Chapter 7 Identifying Behavior Change Principles

Once it is clear which aspects of the human psychology need to be targeted with an intervention to promote the desired behavior, it becomes possible to start thinking about how to target those aspects. This is when the Methods for Behavior Change (BCMs, the term used in Intervention Mapping terminology, (Bartholomew, Parcel, and Kok 1998)) or Behavior Change Techniques (BCTs, the term used in the Behavior Change Wheel literature, (Abraham and Michie 2008)) come in. In this book, we will use the term Behavior Change Principles (BCPs, (Crutzen and Peters 2018)):

A BCP is any principle or any set of principles that can be applied to change behaviour, or more accurately, determinants of behaviour, with the assumption that it will be effective. Stated more strongly, we would argue that any intervention that successfully changes one or more determinants of behaviour must therefore involve one or more BCPs.

If you are familiar with BCTs but not with BCMs, it is important at this point to clearly understand the difference; ((Crutzen and Peters 2018)):

The idea is that BCMs are effective if the parameters for use are properly respected when translating BCMs to practical applications (Kok et al. 2016). In this vocabulary, there is a clear distinction between the active ingredients (the BCM) and the operationalisation of these principles (the practical application). The description of BCTs, on the other hand, ‘is precise enough to achieve reliability of recognition but the definition does not require that BCTs be effective’ (Michie, Johnson, and Johnston 2015), which is one of the reasons BCTs are not suited for intervention development. BCTs, therefore, are somewhat of an amalgam of BCMs (hypothetically effective methods of behaviour change) and prac- tical applications (operational definitions) that may include inactive ingredients. Those BCTs that are ineffective therefore involve no BCPs; and of those that are effective, their description may contain elements that are not required to adequately leverage the relevant BCPs.

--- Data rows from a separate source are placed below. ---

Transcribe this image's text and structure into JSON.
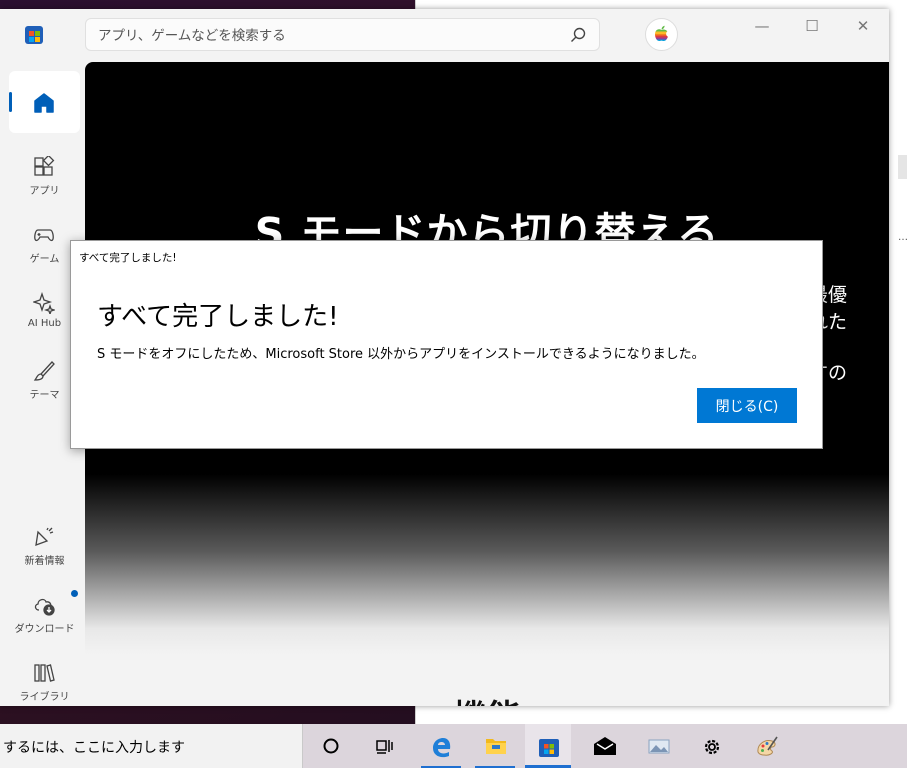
{
  "store": {
    "search_placeholder": "アプリ、ゲームなどを検索する",
    "window_controls": {
      "minimize": "—",
      "maximize": "☐",
      "close": "✕"
    },
    "sidebar": {
      "items": [
        {
          "label": "",
          "icon": "home-icon",
          "selected": true
        },
        {
          "label": "アプリ",
          "icon": "apps-icon"
        },
        {
          "label": "ゲーム",
          "icon": "gamepad-icon"
        },
        {
          "label": "AI Hub",
          "icon": "sparkle-icon"
        },
        {
          "label": "テーマ",
          "icon": "brush-icon"
        },
        {
          "label": "新着情報",
          "icon": "megaphone-icon"
        },
        {
          "label": "ダウンロード",
          "icon": "download-cloud-icon",
          "badge": true
        },
        {
          "label": "ライブラリ",
          "icon": "library-icon"
        }
      ]
    },
    "hero": {
      "title": "S モードから切り替える",
      "right_fragments": [
        "最優",
        "れた",
        "すの"
      ]
    },
    "section_title": "機能"
  },
  "dialog": {
    "caption": "すべて完了しました!",
    "heading": "すべて完了しました!",
    "message": "S モードをオフにしたため、Microsoft Store 以外からアプリをインストールできるようになりました。",
    "close_label": "閉じる(C)"
  },
  "taskbar": {
    "search_text": "するには、ここに入力します",
    "icons": [
      "cortana-circle-icon",
      "task-view-icon",
      "edge-icon",
      "file-explorer-icon",
      "store-icon",
      "mail-icon",
      "photos-icon",
      "settings-icon",
      "paint-icon"
    ]
  },
  "colors": {
    "accent": "#0078d4",
    "nav_accent": "#005fb8"
  }
}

Behavior change princples

In essence, this means figuring out how to help the target population individuals to learn specific things (see Chapter 2).

Behavior change principles

References

Abraham, C., and S. Michie. 2008. “A Taxonomy of Behavior Change Techniques Used in Interventions.” Health Psychology 27: 379–87.

Bartholomew, L.K., G.S. Parcel, and G. Kok. 1998. “Intervention Mapping: A Process for Developing Theory- and Evidence-Based Health Education Programs.” Health Education and Behavior 25: 545–63.

Crutzen, R., and G.-J.Y. Peters. 2018. “Evolutionary Learning Processes as the Foundation for Behaviour Change.” Health Psychology Review 12: 43–57.

Kok, G., N.H. Gottlieb, G.-J.Y. Peters, P.D. Mullen, G.S. Parcel, R.A.C. Ruiter, M.E Fernández, C. Markham, and L.K. Bartholomew. 2016. “A Taxonomy of Behavior Change Methods: An Intervention Mapping Approach.” Health Psychology Review 10: 297–312.

Michie, S., B.T. Johnson, and M. Johnston. 2015. “Advancing Cumulative Evidence on Behaviour Change Techniques and Interventions: A Comment on Peters, de Bruin, and Crutzen.” Health Psychology Review 9: 25–29.